EXERCISE DETAILS: Search the entries for the word "title" and report each line that has it.
- - - - - - -
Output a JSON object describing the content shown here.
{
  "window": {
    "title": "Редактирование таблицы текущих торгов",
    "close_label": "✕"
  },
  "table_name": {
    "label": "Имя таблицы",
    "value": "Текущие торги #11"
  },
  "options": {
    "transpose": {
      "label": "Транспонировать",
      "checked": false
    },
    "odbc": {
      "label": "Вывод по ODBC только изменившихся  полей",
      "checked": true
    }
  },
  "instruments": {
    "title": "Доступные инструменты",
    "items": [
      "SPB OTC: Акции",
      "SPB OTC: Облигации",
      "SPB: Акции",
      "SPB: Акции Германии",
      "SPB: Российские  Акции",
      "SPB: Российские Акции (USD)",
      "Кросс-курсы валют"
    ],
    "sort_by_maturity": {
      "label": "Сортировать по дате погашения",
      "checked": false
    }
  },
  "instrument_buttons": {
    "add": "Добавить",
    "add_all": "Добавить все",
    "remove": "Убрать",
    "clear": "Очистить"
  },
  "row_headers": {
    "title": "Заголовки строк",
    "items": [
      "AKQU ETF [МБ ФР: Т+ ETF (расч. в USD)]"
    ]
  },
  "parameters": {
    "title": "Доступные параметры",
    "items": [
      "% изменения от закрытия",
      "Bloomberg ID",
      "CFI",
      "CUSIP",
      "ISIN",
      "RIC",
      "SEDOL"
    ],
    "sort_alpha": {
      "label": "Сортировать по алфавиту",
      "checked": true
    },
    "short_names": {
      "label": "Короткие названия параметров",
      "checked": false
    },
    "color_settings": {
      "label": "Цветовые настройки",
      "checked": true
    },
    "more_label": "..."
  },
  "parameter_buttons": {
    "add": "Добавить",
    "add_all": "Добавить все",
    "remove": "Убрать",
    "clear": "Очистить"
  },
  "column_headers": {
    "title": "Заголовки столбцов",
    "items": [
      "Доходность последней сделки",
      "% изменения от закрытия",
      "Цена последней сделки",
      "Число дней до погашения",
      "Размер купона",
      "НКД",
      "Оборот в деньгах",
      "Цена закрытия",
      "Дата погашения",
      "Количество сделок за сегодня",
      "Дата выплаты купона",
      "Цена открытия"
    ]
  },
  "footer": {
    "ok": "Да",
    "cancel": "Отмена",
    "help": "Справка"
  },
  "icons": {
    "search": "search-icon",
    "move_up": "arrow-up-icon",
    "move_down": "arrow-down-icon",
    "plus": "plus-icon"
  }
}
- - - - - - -
EXERCISE SOLUTION:
    "title": "Редактирование таблицы текущих торгов",
    "title": "Доступные инструменты",
    "title": "Заголовки строк",
    "title": "Доступные параметры",
    "title": "Заголовки столбцов",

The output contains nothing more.